Germans get flu' jab

Joachim Loew. Picture: Darren Staples/REUTERS

Harry Bailey

GERMANY manager Joachim Loew has announced that Seven of his players are suffering from flu' symptoms ahead of this evening's quarter-final match against France in Rio de Janeiro.

Loew confirmed the news in a German radio interview, but he did not identify the players.

"Seven players have somehow come down with slight cases of the flu," Loew said.

He said that most had "throat aches", but he did not reveal their names.

"As a result, it's too early to make any final decisions about the line-up," Loew added.

Defender Mats Hummels missed Germany's round of 16 match against Algeria on Monday due to a fever.

He said yesterday he had recovered and posted a picture of himself sitting on the beach.

Reserve midfielder Christoph Kramer was suffering from a case of the chills and was the only player who did not take part in the training session, said assistant coach Andreas Koepke.

Loew has said that the travel across Brazil and different climate zones for their four matches so far, as well as matches in tropical heat, a heavy downpour and then in chilly Porto Alegre, along with air conditioning, had taken their toll.

"I hope they're all doing well now," Loew said. "It's not all that bad at the moment.

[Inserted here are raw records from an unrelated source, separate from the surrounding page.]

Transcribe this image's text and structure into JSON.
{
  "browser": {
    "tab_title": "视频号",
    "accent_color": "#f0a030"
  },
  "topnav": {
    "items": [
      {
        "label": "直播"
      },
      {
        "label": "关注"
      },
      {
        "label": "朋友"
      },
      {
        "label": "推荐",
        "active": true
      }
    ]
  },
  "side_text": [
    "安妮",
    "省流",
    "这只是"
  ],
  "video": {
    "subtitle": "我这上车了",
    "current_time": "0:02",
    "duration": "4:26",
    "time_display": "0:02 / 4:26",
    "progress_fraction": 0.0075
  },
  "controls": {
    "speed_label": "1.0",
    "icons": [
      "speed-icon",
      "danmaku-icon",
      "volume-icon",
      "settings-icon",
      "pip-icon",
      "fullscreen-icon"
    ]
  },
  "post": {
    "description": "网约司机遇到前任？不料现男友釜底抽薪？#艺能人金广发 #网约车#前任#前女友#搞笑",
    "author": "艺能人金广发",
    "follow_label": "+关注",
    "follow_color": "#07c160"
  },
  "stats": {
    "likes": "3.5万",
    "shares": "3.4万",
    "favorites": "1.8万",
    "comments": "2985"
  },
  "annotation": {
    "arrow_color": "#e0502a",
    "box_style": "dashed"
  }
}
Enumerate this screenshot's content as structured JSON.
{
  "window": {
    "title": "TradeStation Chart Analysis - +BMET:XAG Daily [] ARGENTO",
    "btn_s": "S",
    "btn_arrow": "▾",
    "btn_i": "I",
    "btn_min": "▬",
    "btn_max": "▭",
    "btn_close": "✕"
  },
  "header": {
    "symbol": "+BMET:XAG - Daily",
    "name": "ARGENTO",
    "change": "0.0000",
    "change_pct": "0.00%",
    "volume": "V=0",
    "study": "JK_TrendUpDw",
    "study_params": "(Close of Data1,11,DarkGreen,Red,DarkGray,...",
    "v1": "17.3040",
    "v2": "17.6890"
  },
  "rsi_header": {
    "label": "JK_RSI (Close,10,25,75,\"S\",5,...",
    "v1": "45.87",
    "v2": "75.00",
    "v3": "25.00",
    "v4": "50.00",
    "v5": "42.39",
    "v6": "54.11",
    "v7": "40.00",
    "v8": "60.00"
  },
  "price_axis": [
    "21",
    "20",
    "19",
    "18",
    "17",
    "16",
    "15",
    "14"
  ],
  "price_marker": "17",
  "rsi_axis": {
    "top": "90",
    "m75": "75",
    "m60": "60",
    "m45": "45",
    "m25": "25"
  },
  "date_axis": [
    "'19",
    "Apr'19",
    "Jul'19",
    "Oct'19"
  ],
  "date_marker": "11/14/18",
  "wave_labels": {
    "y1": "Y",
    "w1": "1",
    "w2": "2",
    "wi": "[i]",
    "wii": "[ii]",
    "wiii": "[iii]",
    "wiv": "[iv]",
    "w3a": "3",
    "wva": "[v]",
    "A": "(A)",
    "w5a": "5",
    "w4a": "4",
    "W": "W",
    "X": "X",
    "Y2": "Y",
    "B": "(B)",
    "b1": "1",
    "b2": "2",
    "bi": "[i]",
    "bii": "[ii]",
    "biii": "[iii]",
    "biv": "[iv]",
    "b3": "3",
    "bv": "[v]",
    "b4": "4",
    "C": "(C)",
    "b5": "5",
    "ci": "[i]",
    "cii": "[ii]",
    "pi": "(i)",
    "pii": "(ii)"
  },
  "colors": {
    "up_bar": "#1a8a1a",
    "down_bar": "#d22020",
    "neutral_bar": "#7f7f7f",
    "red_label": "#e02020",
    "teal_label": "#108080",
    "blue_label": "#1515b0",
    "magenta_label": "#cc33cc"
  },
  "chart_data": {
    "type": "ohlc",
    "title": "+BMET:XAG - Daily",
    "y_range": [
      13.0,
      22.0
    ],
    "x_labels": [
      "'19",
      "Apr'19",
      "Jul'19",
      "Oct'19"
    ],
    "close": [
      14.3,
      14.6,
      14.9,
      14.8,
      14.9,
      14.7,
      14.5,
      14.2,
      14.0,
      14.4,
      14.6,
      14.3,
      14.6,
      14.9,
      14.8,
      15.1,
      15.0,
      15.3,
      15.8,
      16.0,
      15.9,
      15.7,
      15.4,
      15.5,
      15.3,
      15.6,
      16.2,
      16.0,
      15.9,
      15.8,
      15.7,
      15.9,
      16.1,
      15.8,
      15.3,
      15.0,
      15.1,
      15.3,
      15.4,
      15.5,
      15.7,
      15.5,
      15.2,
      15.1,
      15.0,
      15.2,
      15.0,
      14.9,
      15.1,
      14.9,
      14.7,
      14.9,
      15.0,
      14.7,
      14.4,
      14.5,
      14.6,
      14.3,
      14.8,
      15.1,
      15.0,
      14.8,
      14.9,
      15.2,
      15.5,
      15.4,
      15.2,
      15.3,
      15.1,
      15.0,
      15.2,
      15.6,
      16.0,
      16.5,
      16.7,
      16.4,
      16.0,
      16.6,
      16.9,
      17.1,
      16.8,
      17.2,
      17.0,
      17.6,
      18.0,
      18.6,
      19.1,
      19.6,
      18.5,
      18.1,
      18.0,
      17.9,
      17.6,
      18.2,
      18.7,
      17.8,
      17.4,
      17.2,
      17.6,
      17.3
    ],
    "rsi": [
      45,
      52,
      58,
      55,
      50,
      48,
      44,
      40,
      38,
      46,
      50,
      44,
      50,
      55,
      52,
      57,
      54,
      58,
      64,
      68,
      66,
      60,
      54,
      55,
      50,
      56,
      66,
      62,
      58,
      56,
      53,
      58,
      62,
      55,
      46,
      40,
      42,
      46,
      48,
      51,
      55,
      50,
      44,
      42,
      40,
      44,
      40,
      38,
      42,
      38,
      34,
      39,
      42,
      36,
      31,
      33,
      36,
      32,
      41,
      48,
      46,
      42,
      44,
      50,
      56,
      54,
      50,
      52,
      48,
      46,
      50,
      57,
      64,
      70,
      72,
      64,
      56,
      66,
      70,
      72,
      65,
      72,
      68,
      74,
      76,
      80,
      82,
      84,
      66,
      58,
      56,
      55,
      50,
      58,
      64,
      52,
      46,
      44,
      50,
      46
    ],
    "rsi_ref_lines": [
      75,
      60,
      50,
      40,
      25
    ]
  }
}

I don't want to dramatise it."

Nevertheless, Thomas Muller believes criticism of Germany's performance against Algeria is exaggerated, saying the main thing is they made it through to set up the clash with France this evening.

He criticised the negative atmosphere back home after the win over Algeria in which not everything ran so smoothly. "The way things have been interpreted and transmitted is wrong," he told reporters in Brazil.

"We have won what was a tight game. Even if we had to go through extra-time to get it, we deserved to go through."

Muller added: "I don't want to win the World Cup and have to say afterwards 'sorry that we only won by one goal'. Criticism is good, but without losing perspective."

Muller nevertheless knows improvements will have to be forthcoming against France if they are to avoid even heftier criticism over the weekend. "Ideally, we will impose our game, like we have done so often before," Muller said.

"My hope is that we come up against a side who attack us deeper, but that we can release ourselves from the slight pressure the French might put us under and then we will find more room up front than we did against the USA and Algeria."

Meanwhile, when Germany goalkeeper Manuel Neuer embarked on a series of hair-raising dashes out of his area in the second-round win over Algeria, it would have struck a chord with French football fans of a certain vintage.

Thoughts no doubt returned to one of the most shocking incidents in World Cup history, which occurred in the 1982 semi-final between West Germany and France when Harald Schumacher's airborne challenge on Patrick Battiston (left), which knocked the France defender unconscious but went unpunished, still raises anger and emotion in France, predictably making it a talking point ahead of the game, World Cup quarterfinal match. France coach Didier Deschamps says "we will write a new page of history - we'll try to make it as pleasant as possible."